Daljit Nagra, chose Balachandra Rajan’s poem ‘None Shall Escape’ (1948), an individual response to Rama’s rescue of Sita in the Ramayana. He then went on to read an excerpt from his own retelling of the Ramayana epic which is forthcoming in 2013.

Kill that Mother!
(From a verse-novel of Ramayana. Rama and his brother are accompanying a sage so he can make a sacrifice.)
A Sage, and two boys protecting the Sage
went slowly-slowly
once north of Ayodhya
for they were in what we cosily term ‘desert’.
The five star treatment involved perfect drought
everywhere horizon’d.
The boys soon realised their summer hols involved
an anvil for a sun.
A sun that slumped its deadening weight
on stone and rock
making rock and stone fine-spun sand.
Gaps in the soil gaping.
The sun’s anvil immobile
blurring the line
between dawn noon    evening.

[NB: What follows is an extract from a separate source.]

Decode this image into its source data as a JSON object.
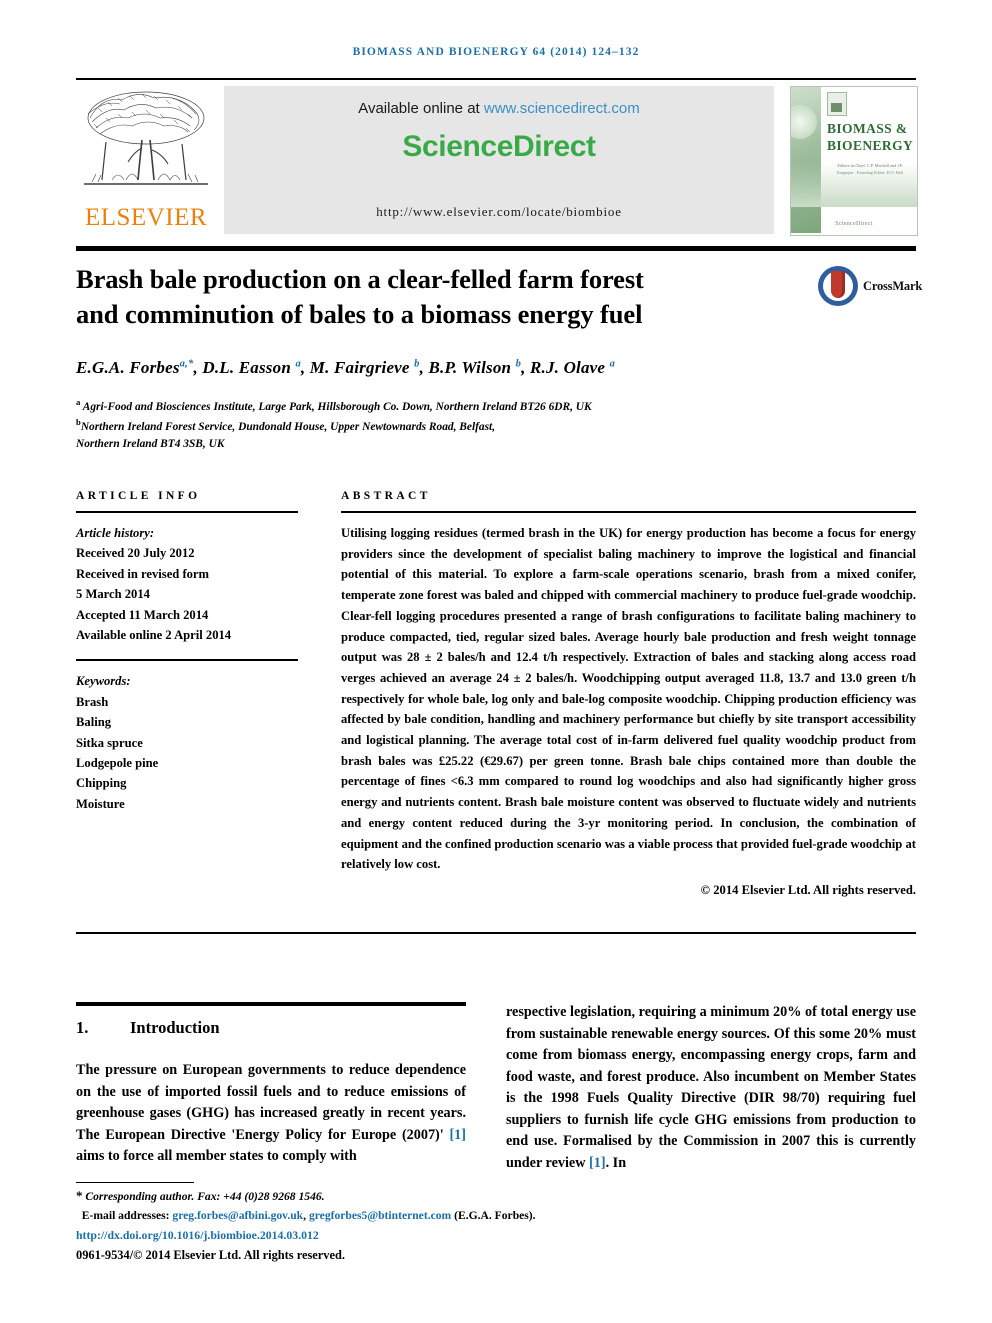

So this was desert. Desert also
the bleach-bones strewn
where animals had decayed.
Enormous horror jaws                         gaped

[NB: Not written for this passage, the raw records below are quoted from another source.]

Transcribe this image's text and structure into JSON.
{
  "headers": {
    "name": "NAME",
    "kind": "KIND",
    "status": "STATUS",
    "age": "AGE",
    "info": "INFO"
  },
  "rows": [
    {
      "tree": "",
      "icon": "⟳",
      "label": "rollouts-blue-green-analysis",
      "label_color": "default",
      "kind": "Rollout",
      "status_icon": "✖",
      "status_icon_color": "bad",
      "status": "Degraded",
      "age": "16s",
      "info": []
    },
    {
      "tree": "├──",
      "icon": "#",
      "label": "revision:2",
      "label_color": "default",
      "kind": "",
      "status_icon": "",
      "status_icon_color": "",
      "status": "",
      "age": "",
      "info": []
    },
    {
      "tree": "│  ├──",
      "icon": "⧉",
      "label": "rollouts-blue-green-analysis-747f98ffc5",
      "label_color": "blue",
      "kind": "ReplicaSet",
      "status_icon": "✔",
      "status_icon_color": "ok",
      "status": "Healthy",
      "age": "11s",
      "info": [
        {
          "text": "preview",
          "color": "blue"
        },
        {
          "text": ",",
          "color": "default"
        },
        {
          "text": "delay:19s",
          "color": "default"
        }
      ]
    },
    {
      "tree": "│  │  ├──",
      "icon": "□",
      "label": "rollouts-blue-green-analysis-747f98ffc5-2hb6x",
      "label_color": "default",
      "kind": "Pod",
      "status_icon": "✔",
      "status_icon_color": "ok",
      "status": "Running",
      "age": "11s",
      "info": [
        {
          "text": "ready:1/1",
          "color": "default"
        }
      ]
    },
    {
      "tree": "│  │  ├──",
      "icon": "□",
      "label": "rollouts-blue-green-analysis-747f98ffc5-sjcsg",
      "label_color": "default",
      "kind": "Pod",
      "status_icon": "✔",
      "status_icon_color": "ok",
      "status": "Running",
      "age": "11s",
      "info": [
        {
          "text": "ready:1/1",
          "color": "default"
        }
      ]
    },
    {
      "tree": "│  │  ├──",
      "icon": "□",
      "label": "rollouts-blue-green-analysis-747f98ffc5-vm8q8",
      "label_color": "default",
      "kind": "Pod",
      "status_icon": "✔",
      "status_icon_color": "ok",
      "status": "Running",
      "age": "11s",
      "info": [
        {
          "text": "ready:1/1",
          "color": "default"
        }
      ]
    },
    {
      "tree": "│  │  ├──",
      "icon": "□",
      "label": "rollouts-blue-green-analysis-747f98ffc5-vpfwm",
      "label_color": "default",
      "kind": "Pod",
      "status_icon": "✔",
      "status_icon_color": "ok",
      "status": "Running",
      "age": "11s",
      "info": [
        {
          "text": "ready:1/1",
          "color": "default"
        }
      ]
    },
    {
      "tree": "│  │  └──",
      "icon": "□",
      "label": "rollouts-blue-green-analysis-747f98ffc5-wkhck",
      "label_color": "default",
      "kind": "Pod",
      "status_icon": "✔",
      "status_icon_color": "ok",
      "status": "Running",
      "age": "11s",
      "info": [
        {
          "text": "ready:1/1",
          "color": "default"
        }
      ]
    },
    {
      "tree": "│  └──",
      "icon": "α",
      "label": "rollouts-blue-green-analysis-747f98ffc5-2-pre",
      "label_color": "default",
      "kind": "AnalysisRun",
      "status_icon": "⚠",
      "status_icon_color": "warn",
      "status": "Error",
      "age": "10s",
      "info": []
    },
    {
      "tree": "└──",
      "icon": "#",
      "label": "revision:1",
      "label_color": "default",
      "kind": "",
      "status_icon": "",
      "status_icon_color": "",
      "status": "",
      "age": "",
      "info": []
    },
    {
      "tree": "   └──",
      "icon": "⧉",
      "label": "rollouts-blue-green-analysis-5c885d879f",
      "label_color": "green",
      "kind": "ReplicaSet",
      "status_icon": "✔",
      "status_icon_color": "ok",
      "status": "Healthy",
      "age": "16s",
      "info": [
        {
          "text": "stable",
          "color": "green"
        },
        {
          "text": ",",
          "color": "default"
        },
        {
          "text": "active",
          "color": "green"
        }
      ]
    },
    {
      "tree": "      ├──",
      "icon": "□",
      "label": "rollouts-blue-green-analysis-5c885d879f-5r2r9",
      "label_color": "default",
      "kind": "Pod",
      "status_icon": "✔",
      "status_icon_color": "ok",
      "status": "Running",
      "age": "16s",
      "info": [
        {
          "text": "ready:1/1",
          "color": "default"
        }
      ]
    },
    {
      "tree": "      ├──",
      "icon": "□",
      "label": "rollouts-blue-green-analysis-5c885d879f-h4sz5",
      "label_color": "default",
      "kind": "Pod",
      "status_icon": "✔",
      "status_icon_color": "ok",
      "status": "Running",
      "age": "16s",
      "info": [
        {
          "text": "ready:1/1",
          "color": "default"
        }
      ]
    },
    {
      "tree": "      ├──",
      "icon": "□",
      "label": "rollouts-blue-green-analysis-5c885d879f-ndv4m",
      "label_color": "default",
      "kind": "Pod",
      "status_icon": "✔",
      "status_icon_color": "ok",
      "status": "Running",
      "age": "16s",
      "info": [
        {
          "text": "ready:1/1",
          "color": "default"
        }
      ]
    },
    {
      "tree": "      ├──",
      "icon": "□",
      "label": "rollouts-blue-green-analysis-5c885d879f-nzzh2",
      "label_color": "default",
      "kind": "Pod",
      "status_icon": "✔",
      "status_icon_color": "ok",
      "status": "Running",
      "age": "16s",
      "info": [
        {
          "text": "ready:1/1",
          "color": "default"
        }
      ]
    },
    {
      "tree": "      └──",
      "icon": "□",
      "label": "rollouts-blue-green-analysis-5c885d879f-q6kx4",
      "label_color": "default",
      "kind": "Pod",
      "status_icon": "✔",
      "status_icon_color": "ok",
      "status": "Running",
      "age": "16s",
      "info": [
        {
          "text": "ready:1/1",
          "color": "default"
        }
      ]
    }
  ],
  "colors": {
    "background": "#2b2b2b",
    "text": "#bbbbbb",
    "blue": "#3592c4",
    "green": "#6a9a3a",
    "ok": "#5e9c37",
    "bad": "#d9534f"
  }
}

into a frozen lunge after, even just one, water-drop.
Into these dead jaws had rushed
the serpent and elephant alike for shade –
and died there. Fossilized tableaux.

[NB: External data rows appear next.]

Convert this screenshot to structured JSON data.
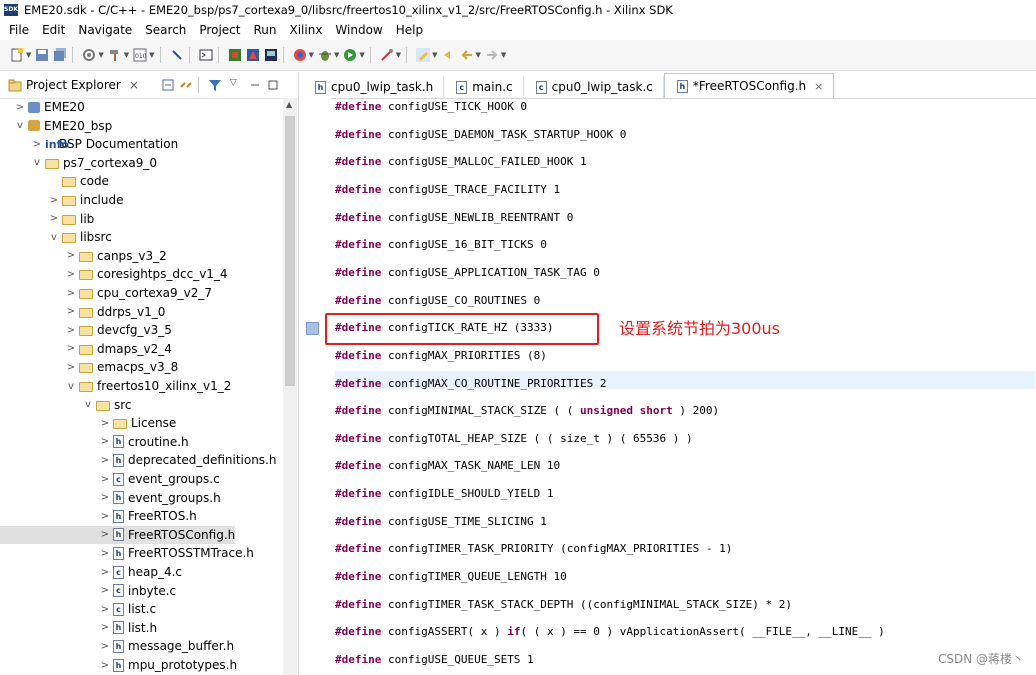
{
  "window": {
    "app_icon": "SDK",
    "title": "EME20.sdk - C/C++ - EME20_bsp/ps7_cortexa9_0/libsrc/freertos10_xilinx_v1_2/src/FreeRTOSConfig.h - Xilinx SDK"
  },
  "menu": [
    "File",
    "Edit",
    "Navigate",
    "Search",
    "Project",
    "Run",
    "Xilinx",
    "Window",
    "Help"
  ],
  "project_explorer": {
    "title": "Project Explorer",
    "close": "×",
    "tree": [
      {
        "depth": 0,
        "expand": ">",
        "icon": "proj",
        "label": "EME20"
      },
      {
        "depth": 0,
        "expand": "v",
        "icon": "bsp",
        "label": "EME20_bsp"
      },
      {
        "depth": 1,
        "expand": ">",
        "icon": "info",
        "label": "BSP Documentation"
      },
      {
        "depth": 1,
        "expand": "v",
        "icon": "folder",
        "label": "ps7_cortexa9_0"
      },
      {
        "depth": 2,
        "expand": "",
        "icon": "folder",
        "label": "code"
      },
      {
        "depth": 2,
        "expand": ">",
        "icon": "folder",
        "label": "include"
      },
      {
        "depth": 2,
        "expand": ">",
        "icon": "folder",
        "label": "lib"
      },
      {
        "depth": 2,
        "expand": "v",
        "icon": "folder",
        "label": "libsrc"
      },
      {
        "depth": 3,
        "expand": ">",
        "icon": "folder",
        "label": "canps_v3_2"
      },
      {
        "depth": 3,
        "expand": ">",
        "icon": "folder",
        "label": "coresightps_dcc_v1_4"
      },
      {
        "depth": 3,
        "expand": ">",
        "icon": "folder",
        "label": "cpu_cortexa9_v2_7"
      },
      {
        "depth": 3,
        "expand": ">",
        "icon": "folder",
        "label": "ddrps_v1_0"
      },
      {
        "depth": 3,
        "expand": ">",
        "icon": "folder",
        "label": "devcfg_v3_5"
      },
      {
        "depth": 3,
        "expand": ">",
        "icon": "folder",
        "label": "dmaps_v2_4"
      },
      {
        "depth": 3,
        "expand": ">",
        "icon": "folder",
        "label": "emacps_v3_8"
      },
      {
        "depth": 3,
        "expand": "v",
        "icon": "folder",
        "label": "freertos10_xilinx_v1_2"
      },
      {
        "depth": 4,
        "expand": "v",
        "icon": "folder",
        "label": "src"
      },
      {
        "depth": 5,
        "expand": ">",
        "icon": "folder",
        "label": "License"
      },
      {
        "depth": 5,
        "expand": ">",
        "icon": "h",
        "label": "croutine.h"
      },
      {
        "depth": 5,
        "expand": ">",
        "icon": "h",
        "label": "deprecated_definitions.h"
      },
      {
        "depth": 5,
        "expand": ">",
        "icon": "c",
        "label": "event_groups.c"
      },
      {
        "depth": 5,
        "expand": ">",
        "icon": "h",
        "label": "event_groups.h"
      },
      {
        "depth": 5,
        "expand": ">",
        "icon": "h",
        "label": "FreeRTOS.h"
      },
      {
        "depth": 5,
        "expand": ">",
        "icon": "h",
        "label": "FreeRTOSConfig.h",
        "selected": true
      },
      {
        "depth": 5,
        "expand": ">",
        "icon": "h",
        "label": "FreeRTOSSTMTrace.h"
      },
      {
        "depth": 5,
        "expand": ">",
        "icon": "c",
        "label": "heap_4.c"
      },
      {
        "depth": 5,
        "expand": ">",
        "icon": "c",
        "label": "inbyte.c"
      },
      {
        "depth": 5,
        "expand": ">",
        "icon": "c",
        "label": "list.c"
      },
      {
        "depth": 5,
        "expand": ">",
        "icon": "h",
        "label": "list.h"
      },
      {
        "depth": 5,
        "expand": ">",
        "icon": "h",
        "label": "message_buffer.h"
      },
      {
        "depth": 5,
        "expand": ">",
        "icon": "h",
        "label": "mpu_prototypes.h"
      }
    ]
  },
  "editor": {
    "tabs": [
      {
        "icon": "h",
        "label": "cpu0_lwip_task.h",
        "active": false
      },
      {
        "icon": "c",
        "label": "main.c",
        "active": false
      },
      {
        "icon": "c",
        "label": "cpu0_lwip_task.c",
        "active": false
      },
      {
        "icon": "h",
        "label": "*FreeRTOSConfig.h",
        "active": true,
        "close": "×"
      }
    ],
    "lines": [
      {
        "kw": "#define",
        "text": " configUSE_TICK_HOOK 0"
      },
      {
        "kw": "#define",
        "text": " configUSE_DAEMON_TASK_STARTUP_HOOK 0"
      },
      {
        "kw": "#define",
        "text": " configUSE_MALLOC_FAILED_HOOK 1"
      },
      {
        "kw": "#define",
        "text": " configUSE_TRACE_FACILITY 1"
      },
      {
        "kw": "#define",
        "text": " configUSE_NEWLIB_REENTRANT 0"
      },
      {
        "kw": "#define",
        "text": " configUSE_16_BIT_TICKS 0"
      },
      {
        "kw": "#define",
        "text": " configUSE_APPLICATION_TASK_TAG 0"
      },
      {
        "kw": "#define",
        "text": " configUSE_CO_ROUTINES 0"
      },
      {
        "kw": "#define",
        "text": " configTICK_RATE_HZ (3333)",
        "marked": true,
        "boxed": true
      },
      {
        "kw": "#define",
        "text": " configMAX_PRIORITIES (8)"
      },
      {
        "kw": "#define",
        "text": " configMAX_CO_ROUTINE_PRIORITIES 2"
      },
      {
        "kw": "#define",
        "text": " configMINIMAL_STACK_SIZE ( ( ",
        "kw2": "unsigned short",
        "text2": " ) 200)"
      },
      {
        "kw": "#define",
        "text": " configTOTAL_HEAP_SIZE ( ( size_t ) ( 65536 ) )"
      },
      {
        "kw": "#define",
        "text": " configMAX_TASK_NAME_LEN 10"
      },
      {
        "kw": "#define",
        "text": " configIDLE_SHOULD_YIELD 1"
      },
      {
        "kw": "#define",
        "text": " configUSE_TIME_SLICING 1"
      },
      {
        "kw": "#define",
        "text": " configTIMER_TASK_PRIORITY (configMAX_PRIORITIES - 1)"
      },
      {
        "kw": "#define",
        "text": " configTIMER_QUEUE_LENGTH 10"
      },
      {
        "kw": "#define",
        "text": " configTIMER_TASK_STACK_DEPTH ((configMINIMAL_STACK_SIZE) * 2)"
      },
      {
        "kw": "#define",
        "text": " configASSERT( x ) ",
        "kw2": "if",
        "text2": "( ( x ) == 0 ) vApplicationAssert( __FILE__, __LINE__ )"
      },
      {
        "kw": "#define",
        "text": " configUSE_QUEUE_SETS 1"
      }
    ],
    "annotation": "设置系统节拍为300us"
  },
  "watermark": "CSDN @蒋楼丶",
  "colors": {
    "keyword": "#7f0055",
    "annotation": "#e02020",
    "selection": "#e0e0e0"
  }
}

Lurid tourist sight-seeing! The Sage explained
the only way to the sacrificial grounds
was through this famished landscape, adding,
‘Here was once a jolly peopled zone BUT
a husband and his demigod missus
had two boys who were born hippopotamusly tough.
As toddlers, the boy’s larrikins involved
killing for the thrill! The big-head parents
boasted of the edible end-product
the children’s play-dates were becoming.’
Bidisha’s choice was Iqbal Singh’s ‘Tagore – A Determination’, first published in 1942. Among Singh’s determinations is that ‘those who read [Tagore] in English are at a distinct disadvantage [for] … English is the least capable of reproducing his inspiration’. This led Bidisha to offer two of her own original English translations of Tagore’s poems. Very much a question of inheritance (Bidisha grew up in a household of keen readers of Tagore (who was born in 1861 and died in 1941, six years before Indian Independence in 1947)), these translations were the result of a joint collaboration with her mother.

(Both songs come from Gito-Bitan, Collection of Songs, published in India in 1931. The following poems come from the section of the collection called Shodesh, translated as Homeland, which contained patriotic songs by Tagore).

3rd song: ‘If there be no answer’ (1905)
If there be no answer, continue alone.
At the crossroads, on the high path, should they leave you,
On the dense road, at the tough pass, should they flee,
Should they turn their faces and offer no words,
Then read in secret the inward story
And walk the thorny road, on your bloodied feet.
If there should be no lantern light, nor hearth, nor flame,
Then do what others cannot:
Go to the storm
Pluck out a rib
Light it with thunder
And burn alone.
Much later in the collection: ‘The victory banner’
The tighter the binding, the looser it grows,
Our liberty escapes it, as light as a breath.
The trickier the knot, the rougher the rope,
Our freedom evades it, as subtle as scent.
The angrier they stare, bloodshot and stricken,
So softly we gaze, as open as children.
Inwardly we win, though outwardly submit,
The more vividly we dream, the more real is it.
The louder they shout, we grow more awake.
What’s smashed by their hand, we privately remake.
If they strike, they hit water, waves rippling like silk.
If they stamp, they hit water, waves twisting like silk
If they kick, they hit water, waves flowing like silk –
The silk of their banner,
Torn as they tear.